Search the data for the word "label" and copy out every line that has it.

*** Data provided ***

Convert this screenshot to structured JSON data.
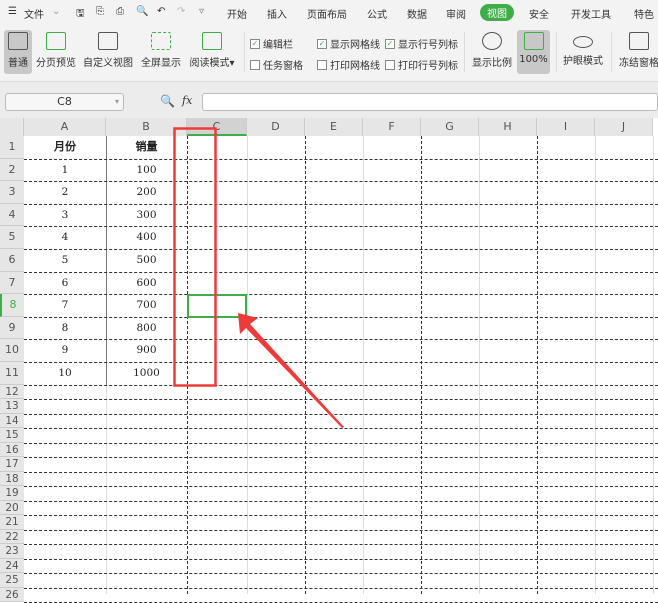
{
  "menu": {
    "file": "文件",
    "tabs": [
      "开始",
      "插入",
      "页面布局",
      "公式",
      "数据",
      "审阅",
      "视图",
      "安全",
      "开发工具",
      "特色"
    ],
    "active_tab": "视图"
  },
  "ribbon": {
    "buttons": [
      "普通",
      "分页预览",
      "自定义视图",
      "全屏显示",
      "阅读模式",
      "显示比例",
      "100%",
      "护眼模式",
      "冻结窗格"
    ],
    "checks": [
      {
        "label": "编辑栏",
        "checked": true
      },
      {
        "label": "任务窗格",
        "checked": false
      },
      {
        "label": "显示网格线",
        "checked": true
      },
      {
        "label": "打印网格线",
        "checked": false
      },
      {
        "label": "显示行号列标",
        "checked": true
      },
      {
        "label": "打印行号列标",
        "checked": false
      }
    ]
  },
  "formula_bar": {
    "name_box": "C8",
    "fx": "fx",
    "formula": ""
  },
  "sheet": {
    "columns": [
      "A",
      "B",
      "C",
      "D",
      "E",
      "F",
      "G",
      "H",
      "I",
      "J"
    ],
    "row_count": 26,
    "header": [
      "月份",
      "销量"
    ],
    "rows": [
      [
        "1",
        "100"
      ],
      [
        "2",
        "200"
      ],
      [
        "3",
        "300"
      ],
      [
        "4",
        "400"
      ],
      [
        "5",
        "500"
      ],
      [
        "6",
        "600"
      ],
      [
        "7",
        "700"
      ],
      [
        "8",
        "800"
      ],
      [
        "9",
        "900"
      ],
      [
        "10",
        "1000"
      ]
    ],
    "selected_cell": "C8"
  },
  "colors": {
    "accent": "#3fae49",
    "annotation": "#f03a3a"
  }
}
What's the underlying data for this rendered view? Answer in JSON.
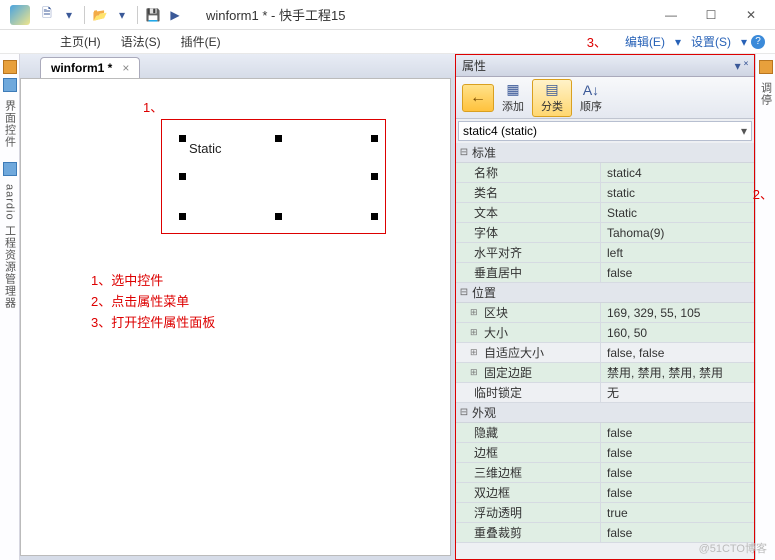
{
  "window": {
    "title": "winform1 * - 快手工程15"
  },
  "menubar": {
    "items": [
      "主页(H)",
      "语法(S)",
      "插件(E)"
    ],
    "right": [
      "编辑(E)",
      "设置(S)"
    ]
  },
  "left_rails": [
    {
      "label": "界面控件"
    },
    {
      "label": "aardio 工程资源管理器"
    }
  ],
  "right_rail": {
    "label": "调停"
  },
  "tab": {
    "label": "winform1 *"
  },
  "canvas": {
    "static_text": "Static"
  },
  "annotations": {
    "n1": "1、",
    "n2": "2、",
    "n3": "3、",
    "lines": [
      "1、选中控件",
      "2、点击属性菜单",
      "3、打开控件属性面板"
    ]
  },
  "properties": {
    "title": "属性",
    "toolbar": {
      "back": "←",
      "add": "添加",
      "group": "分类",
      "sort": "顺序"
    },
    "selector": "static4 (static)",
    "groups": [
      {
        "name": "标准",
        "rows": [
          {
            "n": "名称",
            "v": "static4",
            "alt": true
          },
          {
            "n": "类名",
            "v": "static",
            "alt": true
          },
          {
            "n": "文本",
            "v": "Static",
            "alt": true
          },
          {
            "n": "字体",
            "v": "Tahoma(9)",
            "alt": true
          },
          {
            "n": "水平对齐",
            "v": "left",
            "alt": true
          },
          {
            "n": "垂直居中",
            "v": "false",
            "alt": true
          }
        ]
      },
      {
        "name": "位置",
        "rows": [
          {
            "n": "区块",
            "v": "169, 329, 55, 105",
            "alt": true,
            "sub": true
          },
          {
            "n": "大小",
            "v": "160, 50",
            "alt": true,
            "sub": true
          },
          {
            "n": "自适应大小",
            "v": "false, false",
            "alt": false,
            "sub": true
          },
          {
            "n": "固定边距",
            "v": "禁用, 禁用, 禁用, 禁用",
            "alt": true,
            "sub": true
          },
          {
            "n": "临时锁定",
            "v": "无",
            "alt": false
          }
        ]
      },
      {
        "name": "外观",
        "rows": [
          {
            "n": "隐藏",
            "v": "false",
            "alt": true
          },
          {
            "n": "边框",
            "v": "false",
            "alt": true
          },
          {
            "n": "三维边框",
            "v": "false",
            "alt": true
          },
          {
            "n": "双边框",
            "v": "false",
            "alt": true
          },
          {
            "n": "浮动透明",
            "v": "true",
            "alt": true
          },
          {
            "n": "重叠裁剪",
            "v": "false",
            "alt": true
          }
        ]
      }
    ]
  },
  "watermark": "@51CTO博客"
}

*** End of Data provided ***

- [Completed exercise]:
        "label": "编辑栏",
        "label": "任务窗格",
        "label": "显示网格线",
        "label": "打印网格线",
        "label": "显示行号列标",
        "label": "打印行号列标",
      "label": "界面控件"
      "label": "aardio 工程资源管理器"
    "label": "调停"
    "label": "winform1 *"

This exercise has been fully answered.